COVID takes untold toll on teens’ mental health


Art by Rizlin Jew '22

The Coronavirus is not only affecting the physical health of man, but their mental health as well.

Andrei Lynch '22, Technology Editor


“The best solutions are tailored to what works for each person. There are so many things you can do, depending on what fits for you. The most helpful things for many are: creating things to look forward to and reward yourself with, nature walks, youtube dance tutorials, games online with friends or in person with family, art projects, playing music, cooking, etc.””

— Elizabeth Heuser, Wellness Counselor

     During 2020, Covid 19 sent everyone into lockdown. During the lockdown, everyone tried to protect themselves from boredom. 

     A year later, with vaccines coming out as the light at the end of the tunnel, it looks like normalcy might be possible again, soon.  

     Some people have been stuck in a tunnel for a long time with depression due to isolation from friends and family.

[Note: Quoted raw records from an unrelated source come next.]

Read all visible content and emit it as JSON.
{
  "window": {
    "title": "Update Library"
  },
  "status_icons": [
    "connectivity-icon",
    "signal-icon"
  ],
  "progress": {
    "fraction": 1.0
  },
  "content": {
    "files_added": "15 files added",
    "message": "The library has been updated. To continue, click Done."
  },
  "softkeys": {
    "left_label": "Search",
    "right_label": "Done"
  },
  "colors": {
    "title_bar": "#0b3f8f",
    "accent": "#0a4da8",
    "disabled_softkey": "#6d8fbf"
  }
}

A group that is most affected is teenagers, the FAIR Health researchers found, as some of the worst spikes occurred in March and April of 2020, during the first phase of the pandemic in the U.S. In those months, claims for any mental health disorder increased by about 100 percent for the 13-18 group. 

     Teenagers have lost the socialization they need for their growth into adolescence and the loss of peer help. The pandemic took a toll on the interactions people used to cherish. 

     According to, “Social distancing to slow the spread of COVID-19 can be especially hard for teens, who may feel cut off from their friends. Many also face big let downs as graduations, proms, sports seasons, college visits and other long-planned events are cancelled or postponed.” 

     Depression can affect everyone, even the people who act perfectly normal. Teachers are also affected as, “Teaching from home is also a fundamentally different exercise, one that is simultaneously more invasive but also lonelier. Students on Zoom lessons often have their cameras off and microphones muted, making it harder to engage or connect with them,” according to USA Today.

      Teenagers also get depressed by feeling isolated from their friends, they are angry about the situation with lockdown, and the restriction of connection, and mostly, the lack of motivation in anything they do, including school work. 

     Hayden Peregrino ’21 said, “At the beginning of quarantine for the first couple of months, I was a bit depressed. I hadn’t texted anyone and missed a bunch of running practices, and just felt alone. I got better by texting and calling my friends and going back to practice. I was able to reconnect with my fellow friends and be able to make lasting memories.”

     It’s very important people reach out and try to connect with any resources available.  To those who need help, here is some advice: Have a trusted adult or friend to talk to about how you feel. Don’t forget there is always light at the end of the tunnel and that it’s okay not to be okay. That’s why there are people out there that will always be there to help.